┏━━

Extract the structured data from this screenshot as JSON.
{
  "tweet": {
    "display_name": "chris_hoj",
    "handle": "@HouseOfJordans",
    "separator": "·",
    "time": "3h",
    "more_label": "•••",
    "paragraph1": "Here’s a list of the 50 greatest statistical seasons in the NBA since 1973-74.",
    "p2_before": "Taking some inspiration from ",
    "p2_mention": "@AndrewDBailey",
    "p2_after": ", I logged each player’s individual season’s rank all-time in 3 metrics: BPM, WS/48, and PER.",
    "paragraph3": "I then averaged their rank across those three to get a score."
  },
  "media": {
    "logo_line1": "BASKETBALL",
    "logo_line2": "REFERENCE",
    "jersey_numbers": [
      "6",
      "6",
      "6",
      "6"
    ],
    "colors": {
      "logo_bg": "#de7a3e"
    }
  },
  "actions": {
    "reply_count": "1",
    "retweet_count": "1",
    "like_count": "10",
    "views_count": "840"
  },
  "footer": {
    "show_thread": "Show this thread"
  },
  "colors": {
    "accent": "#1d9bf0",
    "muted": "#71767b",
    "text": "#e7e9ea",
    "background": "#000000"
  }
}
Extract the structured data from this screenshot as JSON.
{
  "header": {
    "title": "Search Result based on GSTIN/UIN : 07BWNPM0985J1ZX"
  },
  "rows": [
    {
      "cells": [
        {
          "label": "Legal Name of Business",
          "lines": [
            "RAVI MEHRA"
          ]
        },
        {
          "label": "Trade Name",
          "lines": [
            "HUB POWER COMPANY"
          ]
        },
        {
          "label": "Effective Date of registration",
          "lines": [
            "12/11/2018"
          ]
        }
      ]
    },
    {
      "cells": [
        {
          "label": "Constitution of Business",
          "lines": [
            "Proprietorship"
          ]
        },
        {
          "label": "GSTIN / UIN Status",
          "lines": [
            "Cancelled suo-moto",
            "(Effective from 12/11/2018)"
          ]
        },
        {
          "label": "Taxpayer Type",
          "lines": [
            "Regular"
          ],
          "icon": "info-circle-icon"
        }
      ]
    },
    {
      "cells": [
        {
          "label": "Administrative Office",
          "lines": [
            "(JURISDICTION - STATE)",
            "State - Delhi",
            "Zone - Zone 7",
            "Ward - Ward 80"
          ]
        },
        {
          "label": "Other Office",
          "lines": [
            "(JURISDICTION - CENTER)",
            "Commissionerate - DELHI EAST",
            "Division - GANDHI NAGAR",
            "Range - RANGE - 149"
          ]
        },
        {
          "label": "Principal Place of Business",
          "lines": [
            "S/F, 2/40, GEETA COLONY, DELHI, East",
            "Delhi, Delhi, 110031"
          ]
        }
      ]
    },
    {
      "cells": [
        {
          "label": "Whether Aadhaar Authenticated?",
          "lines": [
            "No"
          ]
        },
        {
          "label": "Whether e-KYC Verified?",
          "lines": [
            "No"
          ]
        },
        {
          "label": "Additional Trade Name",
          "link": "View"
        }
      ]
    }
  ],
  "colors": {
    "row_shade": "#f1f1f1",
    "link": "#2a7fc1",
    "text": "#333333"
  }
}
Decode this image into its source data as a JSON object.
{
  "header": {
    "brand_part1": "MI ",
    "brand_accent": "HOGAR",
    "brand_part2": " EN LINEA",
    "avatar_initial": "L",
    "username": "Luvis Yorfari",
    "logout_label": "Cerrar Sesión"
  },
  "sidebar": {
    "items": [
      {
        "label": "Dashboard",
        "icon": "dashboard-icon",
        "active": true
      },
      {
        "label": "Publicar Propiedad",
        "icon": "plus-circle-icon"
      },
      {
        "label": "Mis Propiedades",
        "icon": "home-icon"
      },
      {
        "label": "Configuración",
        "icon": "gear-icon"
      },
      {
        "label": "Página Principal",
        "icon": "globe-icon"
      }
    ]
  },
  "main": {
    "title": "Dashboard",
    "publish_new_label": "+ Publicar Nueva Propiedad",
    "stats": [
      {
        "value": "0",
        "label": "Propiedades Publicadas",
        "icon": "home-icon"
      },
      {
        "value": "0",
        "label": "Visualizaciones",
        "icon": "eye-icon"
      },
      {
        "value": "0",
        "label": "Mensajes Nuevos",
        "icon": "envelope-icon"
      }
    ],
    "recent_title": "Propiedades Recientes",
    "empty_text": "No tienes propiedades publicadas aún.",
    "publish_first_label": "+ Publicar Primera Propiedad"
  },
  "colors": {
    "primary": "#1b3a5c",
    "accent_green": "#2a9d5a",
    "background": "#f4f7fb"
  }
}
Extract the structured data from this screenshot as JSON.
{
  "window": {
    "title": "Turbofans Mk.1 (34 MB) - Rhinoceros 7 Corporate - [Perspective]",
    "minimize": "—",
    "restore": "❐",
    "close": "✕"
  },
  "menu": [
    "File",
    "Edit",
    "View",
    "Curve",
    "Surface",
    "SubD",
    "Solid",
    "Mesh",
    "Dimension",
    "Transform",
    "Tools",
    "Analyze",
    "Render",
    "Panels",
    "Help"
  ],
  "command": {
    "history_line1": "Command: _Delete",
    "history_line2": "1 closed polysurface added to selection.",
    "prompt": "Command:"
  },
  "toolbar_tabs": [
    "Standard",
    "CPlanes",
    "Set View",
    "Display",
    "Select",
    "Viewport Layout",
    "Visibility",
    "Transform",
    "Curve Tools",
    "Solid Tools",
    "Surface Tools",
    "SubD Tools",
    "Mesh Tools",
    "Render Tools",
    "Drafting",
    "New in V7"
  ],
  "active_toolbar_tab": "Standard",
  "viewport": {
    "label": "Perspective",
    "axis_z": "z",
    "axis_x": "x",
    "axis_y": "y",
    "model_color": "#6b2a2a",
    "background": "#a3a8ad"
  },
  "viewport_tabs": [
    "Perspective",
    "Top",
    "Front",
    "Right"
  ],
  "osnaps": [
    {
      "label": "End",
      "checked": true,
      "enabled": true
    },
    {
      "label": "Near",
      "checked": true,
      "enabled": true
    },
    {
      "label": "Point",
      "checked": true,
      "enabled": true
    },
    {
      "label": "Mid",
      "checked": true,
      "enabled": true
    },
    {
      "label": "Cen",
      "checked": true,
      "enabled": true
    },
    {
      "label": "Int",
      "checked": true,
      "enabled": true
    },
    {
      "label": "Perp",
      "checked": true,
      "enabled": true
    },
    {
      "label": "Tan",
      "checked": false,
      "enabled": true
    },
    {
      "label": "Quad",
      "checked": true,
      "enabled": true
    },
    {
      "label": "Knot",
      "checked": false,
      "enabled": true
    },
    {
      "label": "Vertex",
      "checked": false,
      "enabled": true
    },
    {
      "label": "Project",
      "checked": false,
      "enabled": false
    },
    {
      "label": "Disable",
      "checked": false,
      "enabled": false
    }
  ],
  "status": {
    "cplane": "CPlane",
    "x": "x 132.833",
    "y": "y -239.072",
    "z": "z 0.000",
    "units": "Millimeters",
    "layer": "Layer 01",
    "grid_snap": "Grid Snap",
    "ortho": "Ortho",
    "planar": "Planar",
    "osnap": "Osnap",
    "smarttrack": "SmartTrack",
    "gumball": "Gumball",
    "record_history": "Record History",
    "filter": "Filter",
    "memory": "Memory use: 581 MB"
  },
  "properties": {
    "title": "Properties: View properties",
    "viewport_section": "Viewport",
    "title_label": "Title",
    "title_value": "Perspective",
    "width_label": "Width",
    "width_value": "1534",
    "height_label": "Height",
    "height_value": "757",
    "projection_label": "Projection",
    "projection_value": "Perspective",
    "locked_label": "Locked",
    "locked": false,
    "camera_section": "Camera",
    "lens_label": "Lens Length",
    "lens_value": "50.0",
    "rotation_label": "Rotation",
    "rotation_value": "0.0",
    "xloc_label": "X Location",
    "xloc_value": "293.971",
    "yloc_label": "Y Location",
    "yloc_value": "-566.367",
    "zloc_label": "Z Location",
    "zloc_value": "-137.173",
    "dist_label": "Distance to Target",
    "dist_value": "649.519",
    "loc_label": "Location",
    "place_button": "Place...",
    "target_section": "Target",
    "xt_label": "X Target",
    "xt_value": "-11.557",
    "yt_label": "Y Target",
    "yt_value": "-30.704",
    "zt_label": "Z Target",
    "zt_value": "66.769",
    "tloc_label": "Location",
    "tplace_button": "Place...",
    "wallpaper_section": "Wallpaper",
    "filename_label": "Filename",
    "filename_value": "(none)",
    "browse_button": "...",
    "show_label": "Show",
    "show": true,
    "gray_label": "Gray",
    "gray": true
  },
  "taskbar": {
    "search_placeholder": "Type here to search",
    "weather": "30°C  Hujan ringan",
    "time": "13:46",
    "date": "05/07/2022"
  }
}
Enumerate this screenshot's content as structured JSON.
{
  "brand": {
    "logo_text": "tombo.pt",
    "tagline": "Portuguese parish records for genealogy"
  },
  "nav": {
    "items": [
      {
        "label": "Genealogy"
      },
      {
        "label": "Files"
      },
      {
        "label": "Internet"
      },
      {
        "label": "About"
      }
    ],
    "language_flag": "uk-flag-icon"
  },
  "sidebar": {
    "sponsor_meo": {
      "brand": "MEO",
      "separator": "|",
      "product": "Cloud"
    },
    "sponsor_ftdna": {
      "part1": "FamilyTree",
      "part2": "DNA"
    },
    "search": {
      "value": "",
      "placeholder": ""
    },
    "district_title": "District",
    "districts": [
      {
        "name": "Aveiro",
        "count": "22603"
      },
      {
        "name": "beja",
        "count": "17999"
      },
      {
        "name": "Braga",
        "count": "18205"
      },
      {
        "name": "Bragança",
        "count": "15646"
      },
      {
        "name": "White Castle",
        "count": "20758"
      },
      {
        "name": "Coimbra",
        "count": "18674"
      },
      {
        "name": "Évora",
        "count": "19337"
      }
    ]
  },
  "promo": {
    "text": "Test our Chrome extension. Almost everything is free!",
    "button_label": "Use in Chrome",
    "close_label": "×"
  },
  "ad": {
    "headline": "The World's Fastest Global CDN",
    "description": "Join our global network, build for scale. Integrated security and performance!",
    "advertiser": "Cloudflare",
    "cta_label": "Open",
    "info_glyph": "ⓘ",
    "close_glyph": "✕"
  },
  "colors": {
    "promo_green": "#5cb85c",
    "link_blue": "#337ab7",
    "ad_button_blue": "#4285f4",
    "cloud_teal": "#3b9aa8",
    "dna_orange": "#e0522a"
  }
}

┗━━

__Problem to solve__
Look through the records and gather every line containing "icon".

__Solution for this problem__
          "icon": "info-circle-icon"
        "icon": "dashboard-icon",
        "icon": "plus-circle-icon"
        "icon": "home-icon"
        "icon": "gear-icon"
        "icon": "globe-icon"
        "icon": "home-icon"
        "icon": "eye-icon"
        "icon": "envelope-icon"
    "language_flag": "uk-flag-icon"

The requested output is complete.